Start of Information given

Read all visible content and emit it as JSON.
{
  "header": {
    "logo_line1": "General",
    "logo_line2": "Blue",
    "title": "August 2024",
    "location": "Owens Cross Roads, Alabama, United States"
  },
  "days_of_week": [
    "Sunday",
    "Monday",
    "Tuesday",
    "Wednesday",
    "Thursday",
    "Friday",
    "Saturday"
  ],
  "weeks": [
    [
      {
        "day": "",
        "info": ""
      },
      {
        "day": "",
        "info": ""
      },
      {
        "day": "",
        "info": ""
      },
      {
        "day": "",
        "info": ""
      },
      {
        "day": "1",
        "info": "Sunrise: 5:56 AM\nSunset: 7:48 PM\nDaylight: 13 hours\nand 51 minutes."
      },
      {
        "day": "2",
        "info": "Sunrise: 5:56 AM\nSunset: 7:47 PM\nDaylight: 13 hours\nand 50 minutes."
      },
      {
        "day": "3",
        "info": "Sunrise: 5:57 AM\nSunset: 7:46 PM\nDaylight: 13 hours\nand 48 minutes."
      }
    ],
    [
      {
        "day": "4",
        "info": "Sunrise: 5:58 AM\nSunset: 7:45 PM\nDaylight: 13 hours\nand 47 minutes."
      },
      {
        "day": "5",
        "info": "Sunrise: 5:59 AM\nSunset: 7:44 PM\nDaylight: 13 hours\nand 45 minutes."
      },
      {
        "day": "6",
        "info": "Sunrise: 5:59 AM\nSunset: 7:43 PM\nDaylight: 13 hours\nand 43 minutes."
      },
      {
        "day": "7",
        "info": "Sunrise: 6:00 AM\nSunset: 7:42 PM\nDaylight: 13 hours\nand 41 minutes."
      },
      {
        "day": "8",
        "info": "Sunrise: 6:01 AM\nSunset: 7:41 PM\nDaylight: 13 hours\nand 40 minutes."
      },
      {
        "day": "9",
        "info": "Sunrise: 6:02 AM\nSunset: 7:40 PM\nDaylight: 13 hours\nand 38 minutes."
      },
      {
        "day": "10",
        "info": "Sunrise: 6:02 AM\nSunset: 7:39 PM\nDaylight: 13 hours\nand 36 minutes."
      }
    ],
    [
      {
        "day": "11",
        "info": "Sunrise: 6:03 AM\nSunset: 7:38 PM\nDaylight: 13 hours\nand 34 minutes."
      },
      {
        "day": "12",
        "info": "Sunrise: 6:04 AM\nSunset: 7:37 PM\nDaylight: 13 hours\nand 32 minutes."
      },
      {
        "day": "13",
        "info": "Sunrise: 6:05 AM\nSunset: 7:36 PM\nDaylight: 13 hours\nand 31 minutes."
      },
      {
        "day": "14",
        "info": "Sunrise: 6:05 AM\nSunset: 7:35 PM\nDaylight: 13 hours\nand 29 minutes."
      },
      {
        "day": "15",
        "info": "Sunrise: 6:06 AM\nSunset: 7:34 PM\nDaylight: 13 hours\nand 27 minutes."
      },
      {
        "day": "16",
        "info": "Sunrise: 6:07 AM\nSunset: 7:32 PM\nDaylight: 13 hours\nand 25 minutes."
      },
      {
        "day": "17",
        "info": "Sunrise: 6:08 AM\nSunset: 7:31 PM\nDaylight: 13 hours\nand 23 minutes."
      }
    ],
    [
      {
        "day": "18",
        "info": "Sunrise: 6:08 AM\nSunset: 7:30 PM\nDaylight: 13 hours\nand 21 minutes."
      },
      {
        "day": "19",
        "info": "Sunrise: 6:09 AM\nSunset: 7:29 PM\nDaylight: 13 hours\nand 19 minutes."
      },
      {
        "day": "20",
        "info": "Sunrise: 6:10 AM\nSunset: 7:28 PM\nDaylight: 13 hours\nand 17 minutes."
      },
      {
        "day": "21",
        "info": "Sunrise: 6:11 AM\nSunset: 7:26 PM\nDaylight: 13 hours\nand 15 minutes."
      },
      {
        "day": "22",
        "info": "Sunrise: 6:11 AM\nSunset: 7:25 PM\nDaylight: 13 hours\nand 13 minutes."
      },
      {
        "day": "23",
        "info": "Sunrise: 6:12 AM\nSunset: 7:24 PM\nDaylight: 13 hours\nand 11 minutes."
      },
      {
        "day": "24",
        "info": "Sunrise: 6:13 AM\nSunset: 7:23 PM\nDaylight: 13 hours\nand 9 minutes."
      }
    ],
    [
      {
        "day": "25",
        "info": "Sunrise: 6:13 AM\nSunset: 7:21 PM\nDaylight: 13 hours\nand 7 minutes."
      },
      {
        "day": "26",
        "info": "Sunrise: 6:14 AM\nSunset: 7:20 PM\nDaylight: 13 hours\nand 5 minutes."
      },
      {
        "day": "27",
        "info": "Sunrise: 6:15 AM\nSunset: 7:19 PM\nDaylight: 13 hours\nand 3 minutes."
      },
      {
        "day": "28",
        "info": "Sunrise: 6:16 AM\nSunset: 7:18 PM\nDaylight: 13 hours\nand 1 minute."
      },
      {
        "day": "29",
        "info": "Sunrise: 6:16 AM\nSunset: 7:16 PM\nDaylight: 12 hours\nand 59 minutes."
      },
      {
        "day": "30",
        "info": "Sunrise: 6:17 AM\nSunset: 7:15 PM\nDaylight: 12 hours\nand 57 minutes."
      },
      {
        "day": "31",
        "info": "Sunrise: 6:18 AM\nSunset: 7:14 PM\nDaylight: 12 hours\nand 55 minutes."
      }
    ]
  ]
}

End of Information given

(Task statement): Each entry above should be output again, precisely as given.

(Solution below):
Read all visible content and emit it as JSON.
{
  "header": {
    "logo_line1": "General",
    "logo_line2": "Blue",
    "title": "August 2024",
    "location": "Owens Cross Roads, Alabama, United States"
  },
  "days_of_week": [
    "Sunday",
    "Monday",
    "Tuesday",
    "Wednesday",
    "Thursday",
    "Friday",
    "Saturday"
  ],
  "weeks": [
    [
      {
        "day": "",
        "info": ""
      },
      {
        "day": "",
        "info": ""
      },
      {
        "day": "",
        "info": ""
      },
      {
        "day": "",
        "info": ""
      },
      {
        "day": "1",
        "info": "Sunrise: 5:56 AM\nSunset: 7:48 PM\nDaylight: 13 hours\nand 51 minutes."
      },
      {
        "day": "2",
        "info": "Sunrise: 5:56 AM\nSunset: 7:47 PM\nDaylight: 13 hours\nand 50 minutes."
      },
      {
        "day": "3",
        "info": "Sunrise: 5:57 AM\nSunset: 7:46 PM\nDaylight: 13 hours\nand 48 minutes."
      }
    ],
    [
      {
        "day": "4",
        "info": "Sunrise: 5:58 AM\nSunset: 7:45 PM\nDaylight: 13 hours\nand 47 minutes."
      },
      {
        "day": "5",
        "info": "Sunrise: 5:59 AM\nSunset: 7:44 PM\nDaylight: 13 hours\nand 45 minutes."
      },
      {
        "day": "6",
        "info": "Sunrise: 5:59 AM\nSunset: 7:43 PM\nDaylight: 13 hours\nand 43 minutes."
      },
      {
        "day": "7",
        "info": "Sunrise: 6:00 AM\nSunset: 7:42 PM\nDaylight: 13 hours\nand 41 minutes."
      },
      {
        "day": "8",
        "info": "Sunrise: 6:01 AM\nSunset: 7:41 PM\nDaylight: 13 hours\nand 40 minutes."
      },
      {
        "day": "9",
        "info": "Sunrise: 6:02 AM\nSunset: 7:40 PM\nDaylight: 13 hours\nand 38 minutes."
      },
      {
        "day": "10",
        "info": "Sunrise: 6:02 AM\nSunset: 7:39 PM\nDaylight: 13 hours\nand 36 minutes."
      }
    ],
    [
      {
        "day": "11",
        "info": "Sunrise: 6:03 AM\nSunset: 7:38 PM\nDaylight: 13 hours\nand 34 minutes."
      },
      {
        "day": "12",
        "info": "Sunrise: 6:04 AM\nSunset: 7:37 PM\nDaylight: 13 hours\nand 32 minutes."
      },
      {
        "day": "13",
        "info": "Sunrise: 6:05 AM\nSunset: 7:36 PM\nDaylight: 13 hours\nand 31 minutes."
      },
      {
        "day": "14",
        "info": "Sunrise: 6:05 AM\nSunset: 7:35 PM\nDaylight: 13 hours\nand 29 minutes."
      },
      {
        "day": "15",
        "info": "Sunrise: 6:06 AM\nSunset: 7:34 PM\nDaylight: 13 hours\nand 27 minutes."
      },
      {
        "day": "16",
        "info": "Sunrise: 6:07 AM\nSunset: 7:32 PM\nDaylight: 13 hours\nand 25 minutes."
      },
      {
        "day": "17",
        "info": "Sunrise: 6:08 AM\nSunset: 7:31 PM\nDaylight: 13 hours\nand 23 minutes."
      }
    ],
    [
      {
        "day": "18",
        "info": "Sunrise: 6:08 AM\nSunset: 7:30 PM\nDaylight: 13 hours\nand 21 minutes."
      },
      {
        "day": "19",
        "info": "Sunrise: 6:09 AM\nSunset: 7:29 PM\nDaylight: 13 hours\nand 19 minutes."
      },
      {
        "day": "20",
        "info": "Sunrise: 6:10 AM\nSunset: 7:28 PM\nDaylight: 13 hours\nand 17 minutes."
      },
      {
        "day": "21",
        "info": "Sunrise: 6:11 AM\nSunset: 7:26 PM\nDaylight: 13 hours\nand 15 minutes."
      },
      {
        "day": "22",
        "info": "Sunrise: 6:11 AM\nSunset: 7:25 PM\nDaylight: 13 hours\nand 13 minutes."
      },
      {
        "day": "23",
        "info": "Sunrise: 6:12 AM\nSunset: 7:24 PM\nDaylight: 13 hours\nand 11 minutes."
      },
      {
        "day": "24",
        "info": "Sunrise: 6:13 AM\nSunset: 7:23 PM\nDaylight: 13 hours\nand 9 minutes."
      }
    ],
    [
      {
        "day": "25",
        "info": "Sunrise: 6:13 AM\nSunset: 7:21 PM\nDaylight: 13 hours\nand 7 minutes."
      },
      {
        "day": "26",
        "info": "Sunrise: 6:14 AM\nSunset: 7:20 PM\nDaylight: 13 hours\nand 5 minutes."
      },
      {
        "day": "27",
        "info": "Sunrise: 6:15 AM\nSunset: 7:19 PM\nDaylight: 13 hours\nand 3 minutes."
      },
      {
        "day": "28",
        "info": "Sunrise: 6:16 AM\nSunset: 7:18 PM\nDaylight: 13 hours\nand 1 minute."
      },
      {
        "day": "29",
        "info": "Sunrise: 6:16 AM\nSunset: 7:16 PM\nDaylight: 12 hours\nand 59 minutes."
      },
      {
        "day": "30",
        "info": "Sunrise: 6:17 AM\nSunset: 7:15 PM\nDaylight: 12 hours\nand 57 minutes."
      },
      {
        "day": "31",
        "info": "Sunrise: 6:18 AM\nSunset: 7:14 PM\nDaylight: 12 hours\nand 55 minutes."
      }
    ]
  ]
}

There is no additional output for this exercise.